As the stigma surrounding mental health still exists in our society, attending a support group is essential in creating a safe space where everyone can openly talk about their experiences without judgment or fear of being judged by others. Breaking the stigma starts by speaking out about our mental health issues so that we all become more aware and accept one another regardless of our diagnoses or background stories.
The Role of Professionals
Mental health professionals, including psychiatrists, psychologists, and counselors, serve a vital role in promoting mental well-being. While they cannot provide emotional support and guidance on a daily basis as many peer support groups can, they bring specialized training and skills to their practice. Mental health professionals use evidence-based practices and clinical interventions that can help alleviate symptoms related to mental health conditions. In addition, they provide timely assessments and diagnoses of any mental illness.
- Evaluate an individual’s mental state
- Discuss treatment options with the individual
- Listen to the individual’s concerns about their mental health
- Provide necessary referrals to other specialties or psychiatrists for further assistance
- Offer counseling services geared toward helping individuals cope with anxiety, depression, and other emotional issues that may interfere with their everyday lives
These practitioners are invaluable in helping individuals recognize patterns of behavior or coping strategies that may be detrimental to their well-being or negatively impact relationships or functioning in the world around them. Furthermore, research has found involvement in therapy helps people understand themselves better, relate more effectively with others and ultimately live more productive lives when provided with a positive environment of caring support from family, friends, and peers along with professional assistance from qualified psychiatrists or other mental health professionals specializing in psychological therapy services.
How to find the right group for you?
If you’re looking for a mental health support group, you may feel overwhelmed and unsure of where to start. Here are some tips on finding the right group for you:
- Decide what type of support you need – support groups can be quite diverse, so think about whether it should be specifically focused on your condition or more general in nature.
- Research available options – use the internet to search for support groups in your area and look for reviews from previous members. See which ones are being recommended by professionals and organizations too.
- Contact potential groups – call or email potential groups to get an idea of what they offer before committing yourself. Ask them questions such as “How often do you meet?” “What topics do you discuss?” “Who leads the sessions?” and “What kind of help can I expect from this group?”
- Try out a few – don’t commit to one group just yet! Visit a few different ones to find out which one is best suited for your needs and make sure that the other members are welcoming and supportive towards each other first.
Find additional resources – many mental health support groups provide additional resources such as books, websites, or activities that may be beneficial to your recovery process. Don’t be afraid to ask if they have anything that may help you on your journey!
Traditionally, when it comes to illness, physical conditions have often been seen as more worthy of attention than mental illnesses. It is important to remember that mental health is just as important (if not more so) than physical health and should be taken seriously.
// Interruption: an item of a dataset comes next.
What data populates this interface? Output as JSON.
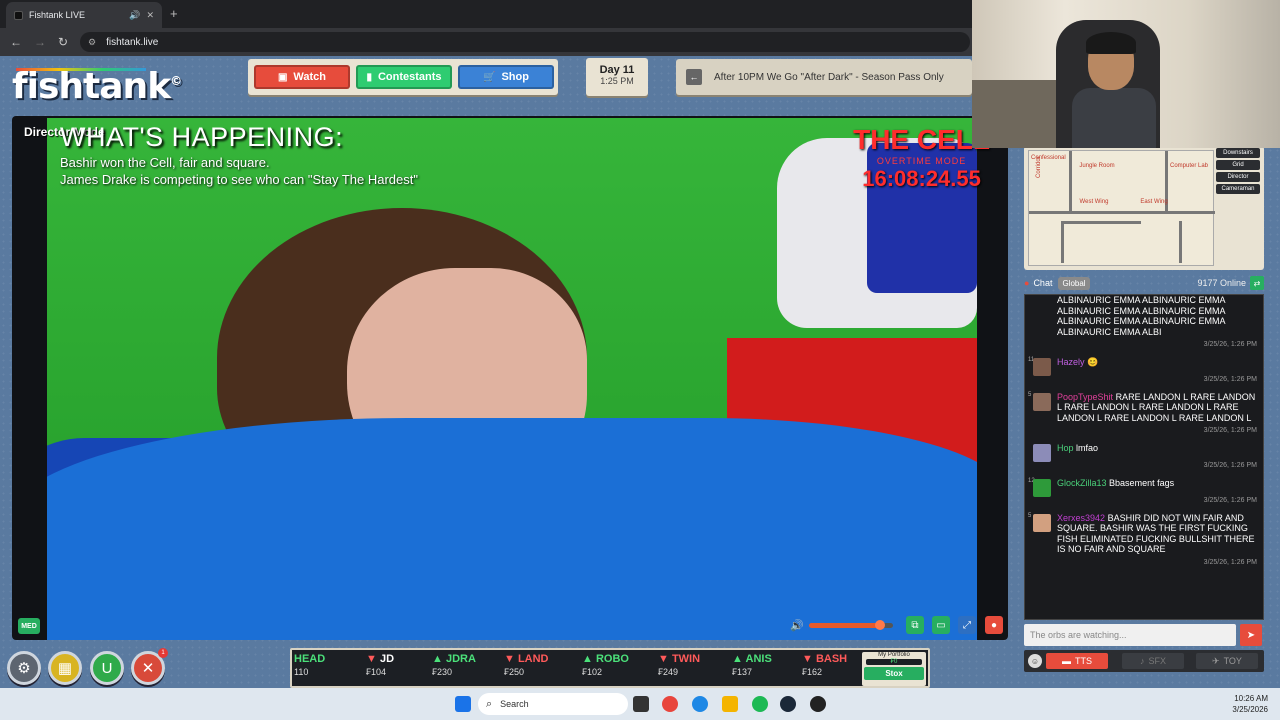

Breaking the stigma around mental health begins with education – educating ourselves about the importance of understanding our own inner processes as well as empathizing with those going through difficult times due to their struggles with illness. No one should feel alone when they’re dealing with a mental illness; by utilizing the many resources available in the form of support groups we can come together as a community to foster better understanding and promote recovery.